What is expected:
Exactly how many lines in this listing contain "changes"? Only the number is needed.

==== Records supplied

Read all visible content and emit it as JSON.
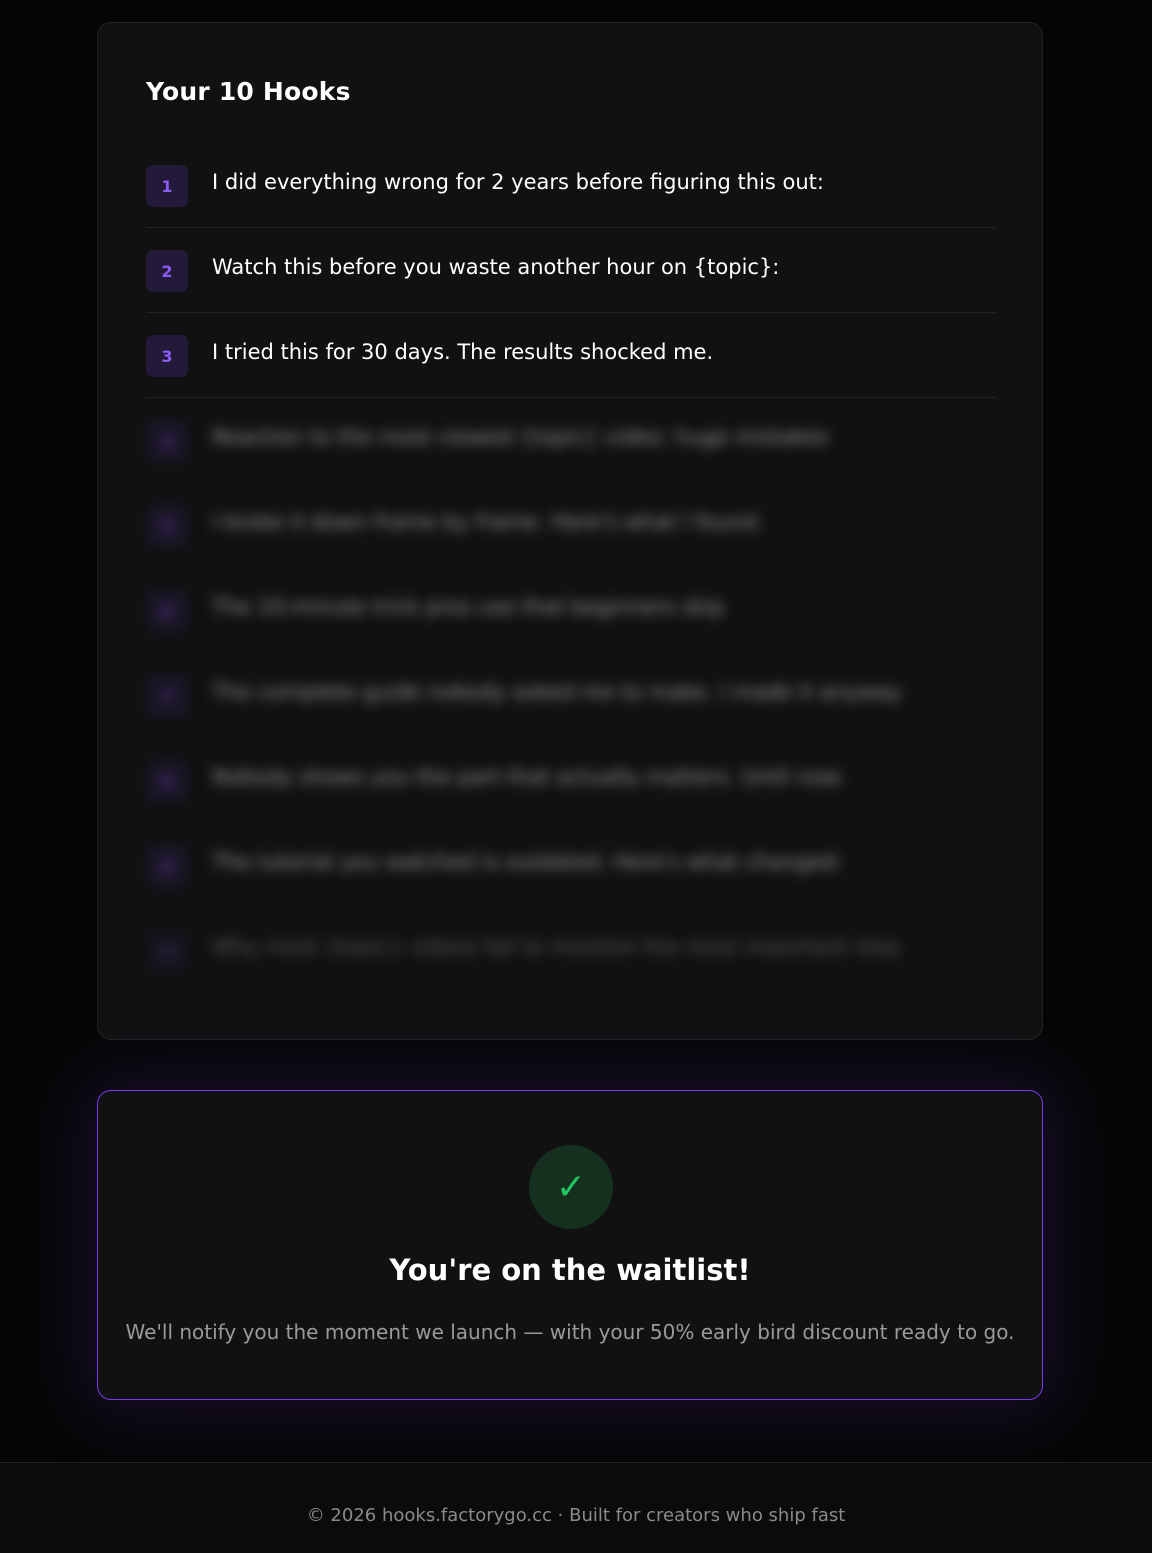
{
  "hooks": {
    "title": "Your 10 Hooks",
    "items": [
      {
        "number": "1",
        "text": "I did everything wrong for 2 years before figuring this out:"
      },
      {
        "number": "2",
        "text": "Watch this before you waste another hour on {topic}:"
      },
      {
        "number": "3",
        "text": "I tried this for 30 days. The results shocked me."
      },
      {
        "number": "4",
        "text": "Reaction to the most viewed {topic} video: huge mistakes"
      },
      {
        "number": "5",
        "text": "I broke it down frame by frame. Here's what I found:"
      },
      {
        "number": "6",
        "text": "The 10-minute trick pros use that beginners skip"
      },
      {
        "number": "7",
        "text": "The complete guide nobody asked me to make. I made it anyway."
      },
      {
        "number": "8",
        "text": "Nobody shows you the part that actually matters. Until now."
      },
      {
        "number": "9",
        "text": "The tutorial you watched is outdated. Here's what changed:"
      },
      {
        "number": "10",
        "text": "Why most {topic} videos fail to mention the most important step"
      }
    ]
  },
  "waitlist": {
    "icon": "check-icon",
    "check_glyph": "✓",
    "title": "You're on the waitlist!",
    "message": "We'll notify you the moment we launch — with your 50% early bird discount ready to go."
  },
  "footer": {
    "text": "© 2026 hooks.factorygo.cc · Built for creators who ship fast"
  },
  "colors": {
    "accent": "#7c3aed",
    "success": "#22c55e",
    "background": "#050505",
    "card": "#111111"
  }
}
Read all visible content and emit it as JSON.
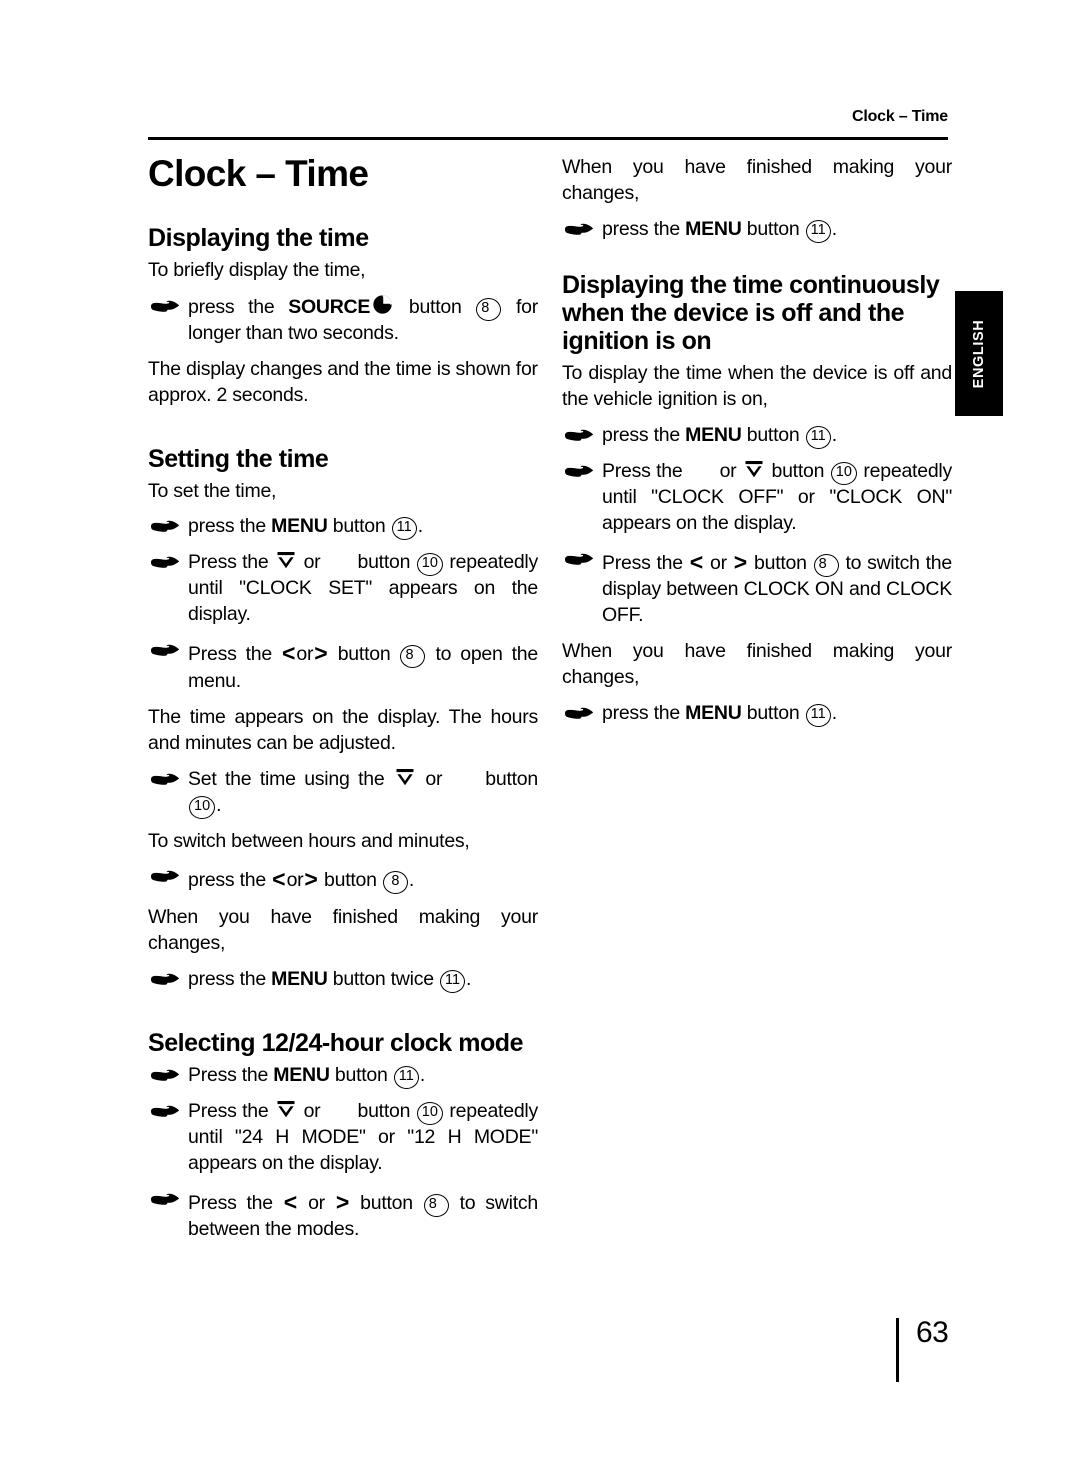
{
  "header": {
    "running_head": "Clock – Time"
  },
  "language_tab": {
    "label": "ENGLISH"
  },
  "folio": {
    "page_number": "63"
  },
  "icons": {
    "hand_bullet": "pointing-hand-icon",
    "clock": "clock-icon",
    "up_arrow_bar": "up-arrow-with-bar-icon",
    "left_chevron": "left-chevron-icon",
    "right_chevron": "right-chevron-icon"
  },
  "left_column": {
    "chapter_title": "Clock – Time",
    "sections": [
      {
        "title": "Displaying the time",
        "blocks": [
          {
            "kind": "para",
            "text": "To briefly display the time,"
          },
          {
            "kind": "step",
            "lead": "press the ",
            "bold": "SOURCE",
            "icon": "clock",
            "mid": " button ",
            "ref": "8",
            "tail": " for longer than two seconds."
          },
          {
            "kind": "para",
            "text": "The display changes and the time is shown for approx. 2 seconds."
          }
        ]
      },
      {
        "title": "Setting the time",
        "blocks": [
          {
            "kind": "para",
            "text": "To set the time,"
          },
          {
            "kind": "step",
            "lead": "press the ",
            "bold": "MENU",
            "mid": " button ",
            "ref": "11",
            "tail": "."
          },
          {
            "kind": "step",
            "lead": "Press the ",
            "icon": "up_arrow_bar",
            "mid2": " or ",
            "blank": true,
            "mid": " button ",
            "ref": "10",
            "tail": " repeatedly until \"CLOCK SET\" appears on the display."
          },
          {
            "kind": "step",
            "lead": "Press the ",
            "chev_pair": true,
            "mid": " button ",
            "ref": "8",
            "tail": " to open the menu."
          },
          {
            "kind": "para",
            "text": "The time appears on the display. The hours and minutes can be adjusted."
          },
          {
            "kind": "step",
            "lead": "Set the time using the ",
            "icon": "up_arrow_bar",
            "mid2": " or ",
            "blank": true,
            "mid": " button ",
            "ref": "10",
            "tail": "."
          },
          {
            "kind": "para",
            "text": "To switch between hours and minutes,"
          },
          {
            "kind": "step",
            "lead": "press the ",
            "chev_pair": true,
            "mid": " button ",
            "ref": "8",
            "tail": "."
          },
          {
            "kind": "para",
            "text": "When you have finished making your changes,"
          },
          {
            "kind": "step",
            "lead": "press the ",
            "bold": "MENU",
            "mid": " button twice ",
            "ref": "11",
            "tail": "."
          }
        ]
      },
      {
        "title": "Selecting 12/24-hour clock mode",
        "blocks": [
          {
            "kind": "step",
            "lead": "Press the ",
            "bold": "MENU",
            "mid": " button ",
            "ref": "11",
            "tail": "."
          },
          {
            "kind": "step",
            "lead": "Press the ",
            "icon": "up_arrow_bar",
            "mid2": " or ",
            "blank": true,
            "mid": " button ",
            "ref": "10",
            "tail": " repeatedly until \"24 H MODE\" or \"12 H MODE\" appears on the display."
          },
          {
            "kind": "step",
            "lead": "Press the ",
            "chev_pair": true,
            "mid": " button ",
            "ref": "8",
            "tail": " to switch between the modes."
          }
        ]
      }
    ]
  },
  "right_column": {
    "intro": [
      {
        "kind": "para",
        "text": "When you have finished making your changes,"
      },
      {
        "kind": "step",
        "lead": "press the ",
        "bold": "MENU",
        "mid": " button ",
        "ref": "11",
        "tail": "."
      }
    ],
    "sections": [
      {
        "title": "Displaying the time continuously when the device is off and the ignition is on",
        "blocks": [
          {
            "kind": "para",
            "text": "To display the time when the device is off and the vehicle ignition is on,"
          },
          {
            "kind": "step",
            "lead": "press the ",
            "bold": "MENU",
            "mid": " button ",
            "ref": "11",
            "tail": "."
          },
          {
            "kind": "step",
            "lead": "Press the ",
            "blank_first": true,
            "mid2": " or ",
            "icon": "up_arrow_bar",
            "mid": " button ",
            "ref": "10",
            "tail": " repeatedly until \"CLOCK OFF\" or \"CLOCK ON\" appears on the display."
          },
          {
            "kind": "step",
            "lead": "Press the ",
            "chev_pair": true,
            "mid": " button ",
            "ref": "8",
            "tail": " to switch the display between CLOCK ON and CLOCK OFF."
          },
          {
            "kind": "para",
            "text": "When you have finished making your changes,"
          },
          {
            "kind": "step",
            "lead": "press the ",
            "bold": "MENU",
            "mid": " button ",
            "ref": "11",
            "tail": "."
          }
        ]
      }
    ]
  }
}
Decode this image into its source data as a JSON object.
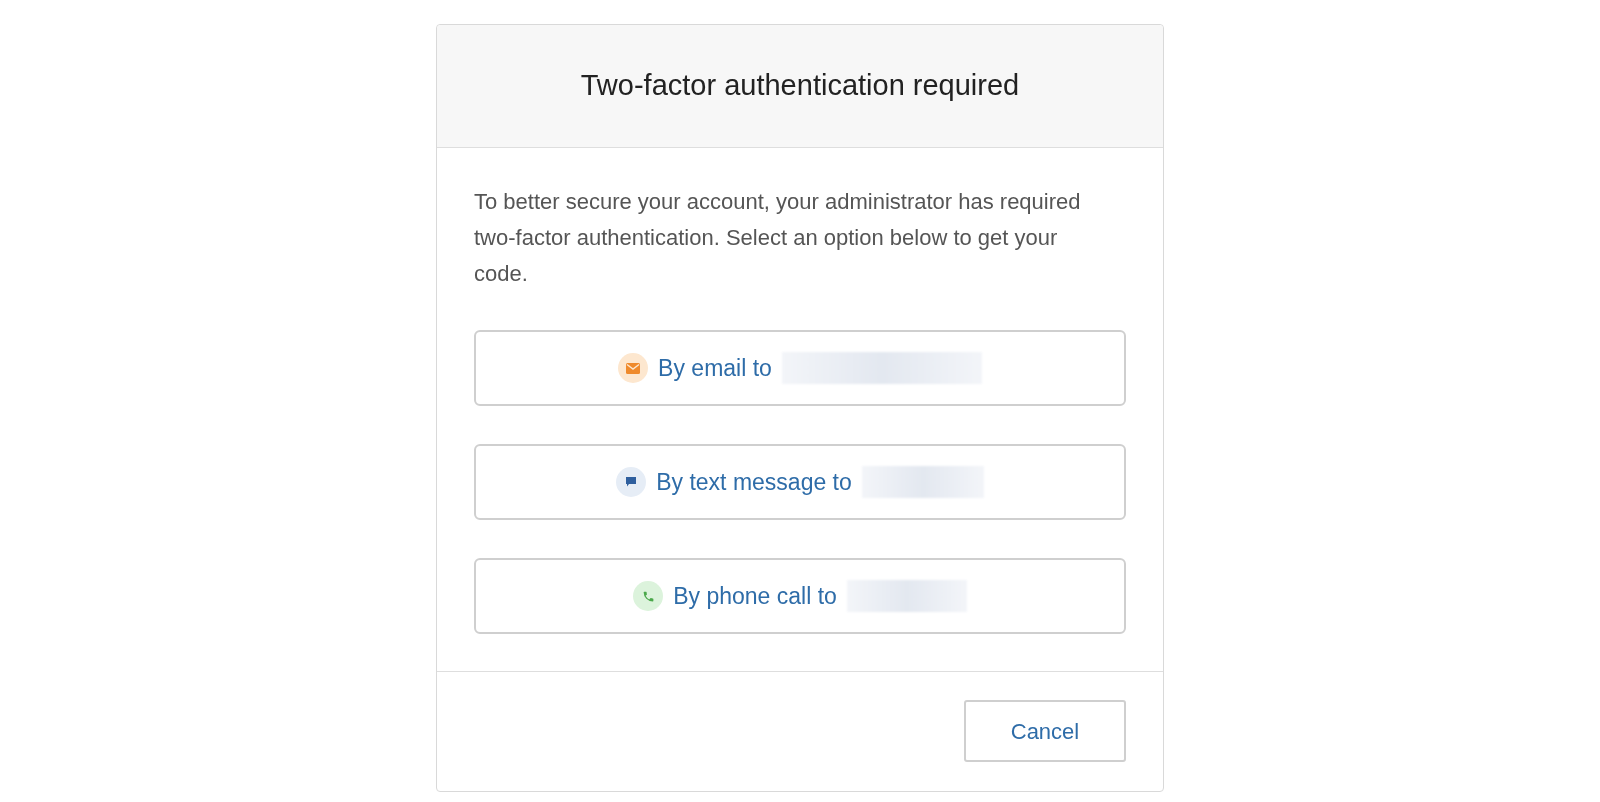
{
  "dialog": {
    "title": "Two-factor authentication required",
    "message": "To better secure your account, your administrator has required two-factor authentication. Select an option below to get your code.",
    "options": [
      {
        "kind": "email",
        "label": "By email to",
        "redacted": true
      },
      {
        "kind": "text",
        "label": "By text message to",
        "redacted": true
      },
      {
        "kind": "phone",
        "label": "By phone call to",
        "redacted": true
      }
    ],
    "cancel_button": "Cancel"
  }
}
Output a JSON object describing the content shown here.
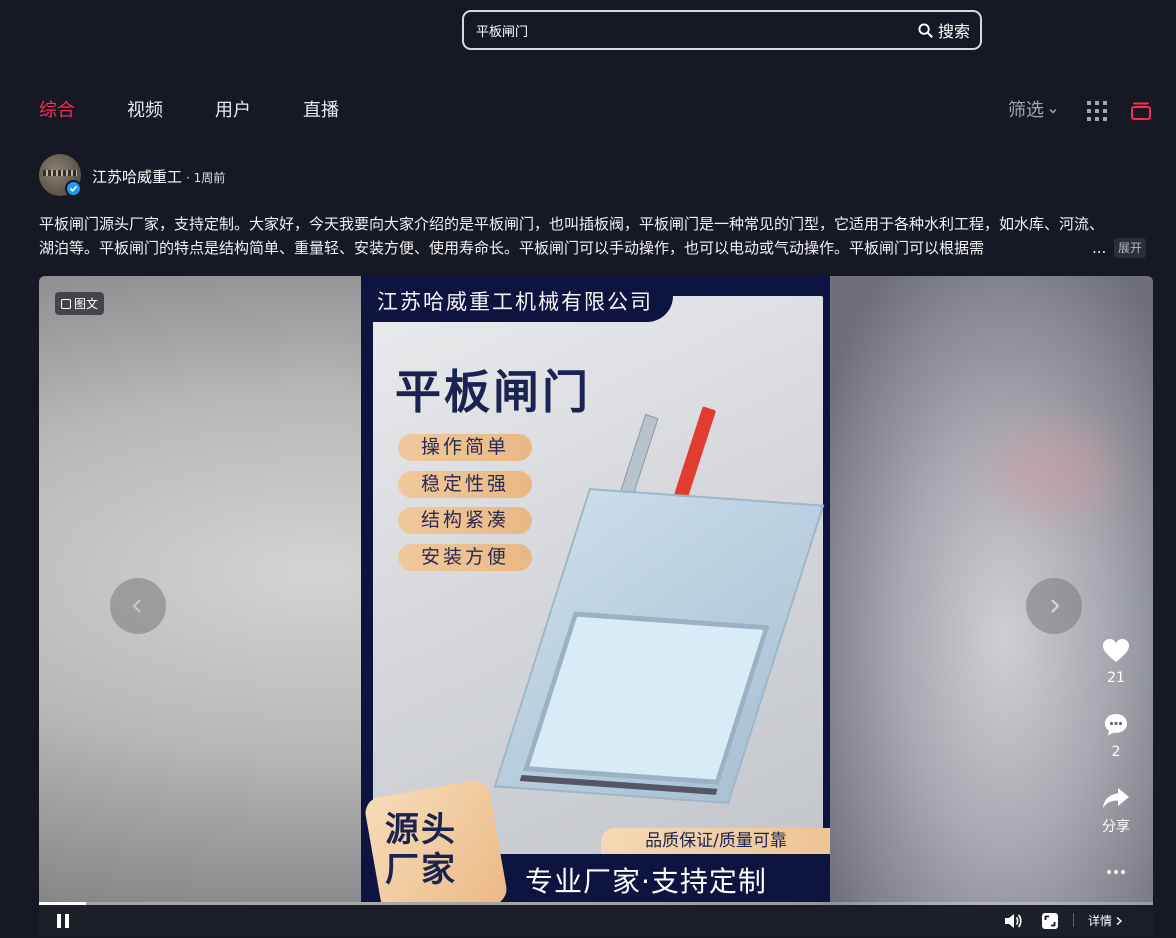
{
  "search": {
    "value": "平板闸门",
    "button_label": "搜索"
  },
  "tabs": [
    {
      "label": "综合",
      "active": true
    },
    {
      "label": "视频",
      "active": false
    },
    {
      "label": "用户",
      "active": false
    },
    {
      "label": "直播",
      "active": false
    }
  ],
  "filter_label": "筛选",
  "post": {
    "author": "江苏哈威重工",
    "time": "· 1周前",
    "description": "平板闸门源头厂家，支持定制。大家好，今天我要向大家介绍的是平板闸门，也叫插板阀，平板闸门是一种常见的门型，它适用于各种水利工程，如水库、河流、湖泊等。平板闸门的特点是结构简单、重量轻、安装方便、使用寿命长。平板闸门可以手动操作，也可以电动或气动操作。平板闸门可以根据需",
    "ellipsis": "...",
    "expand_label": "展开",
    "badge_label": "图文"
  },
  "poster": {
    "company": "江苏哈威重工机械有限公司",
    "title": "平板闸门",
    "features": [
      "操作简单",
      "稳定性强",
      "结构紧凑",
      "安装方便"
    ],
    "source_line1": "源头",
    "source_line2": "厂家",
    "quality": "品质保证/质量可靠",
    "slogan": "专业厂家·支持定制"
  },
  "actions": {
    "likes": "21",
    "comments": "2",
    "share_label": "分享"
  },
  "player": {
    "details_label": "详情",
    "progress": 0.042
  },
  "colors": {
    "accent": "#fe2c55",
    "background": "#161823",
    "verified": "#1f9bf0"
  }
}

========

Output of the task:
4